There is a lot going on in the music we listen to. A bass being strummed away, soft “oohs” and “aahs” tucked between chords, the perfectly timed crash of a cymbal — they all fight for your focus and appreciation. Each layer has a different effect on us: We may draw the most joy from an insane guitar solo or feel slightly less alone from relatable messages. I’ve been swayed by both profound lines and euphoric instrumentals, but for me, lyrics always somehow find themselves at the front of my mind.
Being able to sing along to my favorite songs is paramount.

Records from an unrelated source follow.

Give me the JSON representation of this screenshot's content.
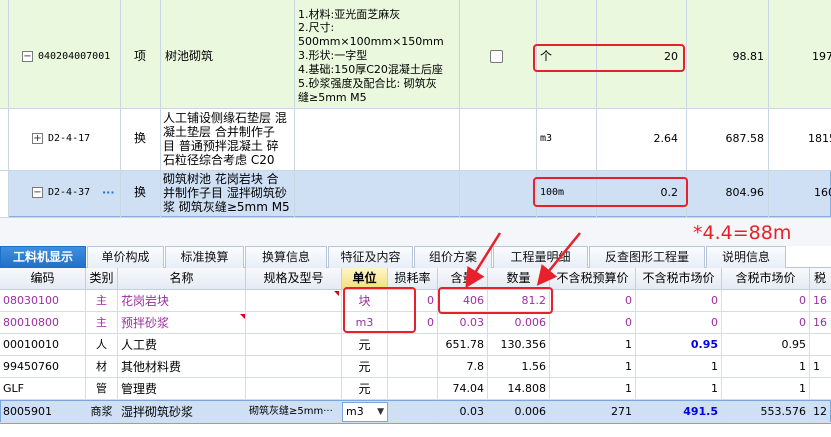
{
  "upper_rows": [
    {
      "code": "040204007001",
      "type": "项",
      "name": "树池砌筑",
      "features": [
        "1.材料:亚光面芝麻灰",
        "2.尺寸:",
        "500mm×100mm×150mm",
        "3.形状:一字型",
        "4.基础:150厚C20混凝土后座",
        "5.砂浆强度及配合比: 砌筑灰",
        "缝≥5mm M5"
      ],
      "unit": "个",
      "quantity": "20",
      "price": "98.81",
      "total": "197"
    },
    {
      "code": "D2-4-17",
      "type": "换",
      "name_lines": [
        "人工铺设侧缘石垫层 混",
        "凝土垫层  合并制作子",
        "目 普通预拌混凝土 碎",
        "石粒径综合考虑 C20"
      ],
      "unit": "m3",
      "quantity": "2.64",
      "price": "687.58",
      "total": "1815"
    },
    {
      "code": "D2-4-37",
      "ellipsis": "···",
      "type": "换",
      "name_lines": [
        "砌筑树池 花岗岩块  合",
        "并制作子目 湿拌砌筑砂",
        "浆 砌筑灰缝≥5mm M5"
      ],
      "unit": "100m",
      "quantity": "0.2",
      "price": "804.96",
      "total": "160"
    }
  ],
  "annotation": "*4.4=88m",
  "tabs": [
    "工料机显示",
    "单价构成",
    "标准换算",
    "换算信息",
    "特征及内容",
    "组价方案",
    "工程量明细",
    "反查图形工程量",
    "说明信息"
  ],
  "lower_headers": [
    "编码",
    "类别",
    "名称",
    "规格及型号",
    "单位",
    "损耗率",
    "含量",
    "数量",
    "不含税预算价",
    "不含税市场价",
    "含税市场价",
    "税"
  ],
  "lower_rows": [
    {
      "code": "08030100",
      "cat": "主",
      "name": "花岗岩块",
      "spec": "",
      "unit": "块",
      "loss": "0",
      "content": "406",
      "qty": "81.2",
      "budget": "0",
      "market": "0",
      "taxmarket": "0",
      "tax": "16"
    },
    {
      "code": "80010800",
      "cat": "主",
      "name": "预拌砂浆",
      "spec": "",
      "unit": "m3",
      "loss": "0",
      "content": "0.03",
      "qty": "0.006",
      "budget": "0",
      "market": "0",
      "taxmarket": "0",
      "tax": "16"
    },
    {
      "code": "00010010",
      "cat": "人",
      "name": "人工费",
      "spec": "",
      "unit": "元",
      "loss": "",
      "content": "651.78",
      "qty": "130.356",
      "budget": "1",
      "market": "0.95",
      "taxmarket": "0.95",
      "tax": ""
    },
    {
      "code": "99450760",
      "cat": "材",
      "name": "其他材料费",
      "spec": "",
      "unit": "元",
      "loss": "",
      "content": "7.8",
      "qty": "1.56",
      "budget": "1",
      "market": "1",
      "taxmarket": "1",
      "tax": "1"
    },
    {
      "code": "GLF",
      "cat": "管",
      "name": "管理费",
      "spec": "",
      "unit": "元",
      "loss": "",
      "content": "74.04",
      "qty": "14.808",
      "budget": "1",
      "market": "1",
      "taxmarket": "1",
      "tax": ""
    },
    {
      "code": "8005901",
      "cat": "商浆",
      "name": "湿拌砌筑砂浆",
      "spec": "砌筑灰缝≥5mm···",
      "unit": "m3",
      "loss": "",
      "content": "0.03",
      "qty": "0.006",
      "budget": "271",
      "market": "491.5",
      "taxmarket": "553.576",
      "tax": "12"
    }
  ],
  "colors": {
    "accent": "#1f6fc7",
    "annotation_red": "#e8202a",
    "row_green": "#eaf8de",
    "row_blue": "#cfe0f5"
  }
}
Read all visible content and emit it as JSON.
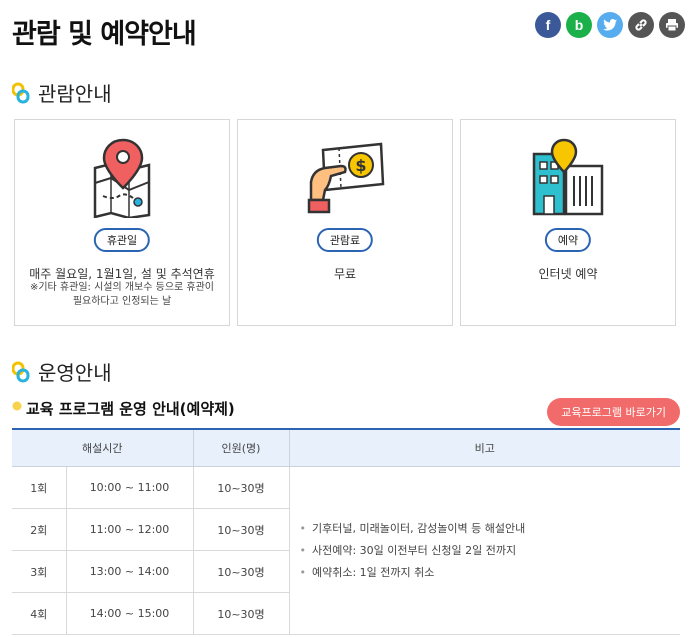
{
  "page": {
    "title": "관람 및 예약안내"
  },
  "share": [
    {
      "label": "f",
      "icon": "facebook-icon",
      "color": "#3b5998"
    },
    {
      "label": "b",
      "icon": "blog-icon",
      "color": "#1bb04a"
    },
    {
      "label": "t",
      "icon": "twitter-icon",
      "color": "#55acee"
    },
    {
      "label": "",
      "icon": "link-icon",
      "color": "#555555"
    },
    {
      "label": "",
      "icon": "print-icon",
      "color": "#555555"
    }
  ],
  "section1": {
    "title": "관람안내"
  },
  "cards": [
    {
      "badge": "휴관일",
      "text": "매주 월요일, 1월1일, 설 및 추석연휴",
      "note": "※기타 휴관일: 시설의 개보수 등으로 휴관이 필요하다고 인정되는 날",
      "icon": "map-pin-icon"
    },
    {
      "badge": "관람료",
      "text": "무료",
      "note": "",
      "icon": "ticket-hand-icon"
    },
    {
      "badge": "예약",
      "text": "인터넷 예약",
      "note": "",
      "icon": "building-pin-icon"
    }
  ],
  "section2": {
    "title": "운영안내"
  },
  "program": {
    "title": "교육 프로그램 운영 안내(예약제)",
    "button": "교육프로그램 바로가기",
    "headers": {
      "time": "해설시간",
      "people": "인원(명)",
      "notes": "비고"
    },
    "rows": [
      {
        "no": "1회",
        "time": "10:00 ~ 11:00",
        "people": "10~30명"
      },
      {
        "no": "2회",
        "time": "11:00 ~ 12:00",
        "people": "10~30명"
      },
      {
        "no": "3회",
        "time": "13:00 ~ 14:00",
        "people": "10~30명"
      },
      {
        "no": "4회",
        "time": "14:00 ~ 15:00",
        "people": "10~30명"
      }
    ],
    "notes": [
      "기후터널, 미래놀이터, 감성놀이벽 등 해설안내",
      "사전예약: 30일 이전부터 신청일 2일 전까지",
      "예약취소: 1일 전까지 취소"
    ]
  }
}
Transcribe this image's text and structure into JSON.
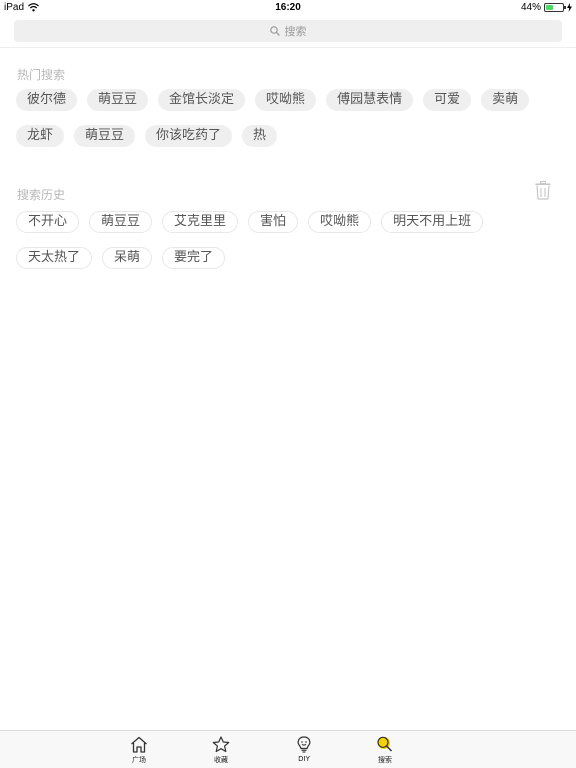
{
  "status": {
    "device": "iPad",
    "time": "16:20",
    "battery": "44%",
    "battery_level": 0.44
  },
  "search": {
    "placeholder": "搜索"
  },
  "hot": {
    "title": "热门搜索",
    "tags": [
      "彼尔德",
      "萌豆豆",
      "金馆长淡定",
      "哎呦熊",
      "傅园慧表情",
      "可爱",
      "卖萌",
      "龙虾",
      "萌豆豆",
      "你该吃药了",
      "热"
    ]
  },
  "history": {
    "title": "搜索历史",
    "tags": [
      "不开心",
      "萌豆豆",
      "艾克里里",
      "害怕",
      "哎呦熊",
      "明天不用上班",
      "天太热了",
      "呆萌",
      "要完了"
    ]
  },
  "tabbar": {
    "items": [
      {
        "label": "广场",
        "icon": "home-icon"
      },
      {
        "label": "收藏",
        "icon": "star-icon"
      },
      {
        "label": "DIY",
        "icon": "lightbulb-face-icon"
      },
      {
        "label": "搜索",
        "icon": "search-icon"
      }
    ],
    "active_color": "#f5d300"
  }
}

From belting out treasured classic rock to badly rapping whatever hip-hop music I’m in the mood for, I always try my best to memorize lyrics and play a song on repeat until I can master at least part of it.
While English lyrics are always easy for me to get down pat, whenever I previously listened to a song in a different language, I would never be motivated enough to sit down and memorize words I didn’t know the meanings of. I would only listen to foreign language songs because they were pleasing to my ears and something different from what I was used to; there was something magical and curious about lyrics I didn’t understand.
When I first began listening to foreign language songs, I was at a standstill, flustered that I was never able to keep up with the singers. The lyrics were important to me, and I hated not being able to sing along to catchy non-English songs that I desperately wanted to.
Eventually starting to translate the words was a mission. I found that English lyrics are easy to digest, but not as gratifying as words that took effort to understand. Being able to finally enjoy every aspect of some songs deepened my connection with the music, an attachment I cherish with each new song that strikes me.
Wanting to sing along to your favorite songs sounds like a strange and somewhat shallow reason to learn a new language, but I found value in properly understanding songs that resonate with me. I went from only enjoying the instrumentals and mumbling broken lyrics in vain to actually embracing the lyrics.
I didn’t truly consider using music as a vehicle to learn an entirely new language until I took French in high school, when my teacher would introduce us to French films and music as comprehension tools alongside the grammar exercises. I was immersed into the world of Daniel Balavoine, Téléphone and France Gall, and for once, I was able to understand what each artist sang about. I had no urgency then to have every single word memorized, but I found myself singing the French songs I liked both aimlessly and properly. Having struggled to sing along to non-English songs for years, this fueled my passion to better learn the language.
While I did lose my motivation to stay fluent in French as I got older, every now and then I find a new French artist who sparks my interest and I scramble to refresh my conjugations and vocabulary. I discovered Orties, one of my favorite fast-firing French rap duos, a few years ago. This artist inspired me to relearn much of the French I’d forgotten just to be able to rap along to “Plus putes que toutes les putes.”
Learning French songs naturally piqued my interest in the music of other languages as well. For a while, I wanted to learn German, so of course I set out listening to Nena’s and Falco’s discographies. I’d attempt to sing along to “99 Luftballons” and “Rock Me Amadeus” without much initial success, but after learning elementary German and painstakingly reciting each lyric, I was able to follow along at a solid pace. “99 Luftballons” does have an English version, but it just doesn’t feel the same as the original. Learning German through these beloved songs made the language more accessible, allowing me to work on my pronunciation and have fun singing in a language I was practicing.
My music library mostly consists of English language songs, but scattered throughout is a multitude of languages that I eagerly listen to whenever I feel motivated to keep learning about music I enjoy. I’m currently on the journey of learning Italian, wielding the likes of Mina, Patty Pravo and ’70s Rai 3 broadcasts as part of my educational arsenal. I look forward to being able to sing even more songs, no matter the language, from start to finish. The struggles pay off in the end, and as Mina says, “L’importante è finire.”
“Cutting Room Floor” columns are one-off, arts-oriented pieces written by Daily Cal staff members. Contact Pooja Bale at [email protected].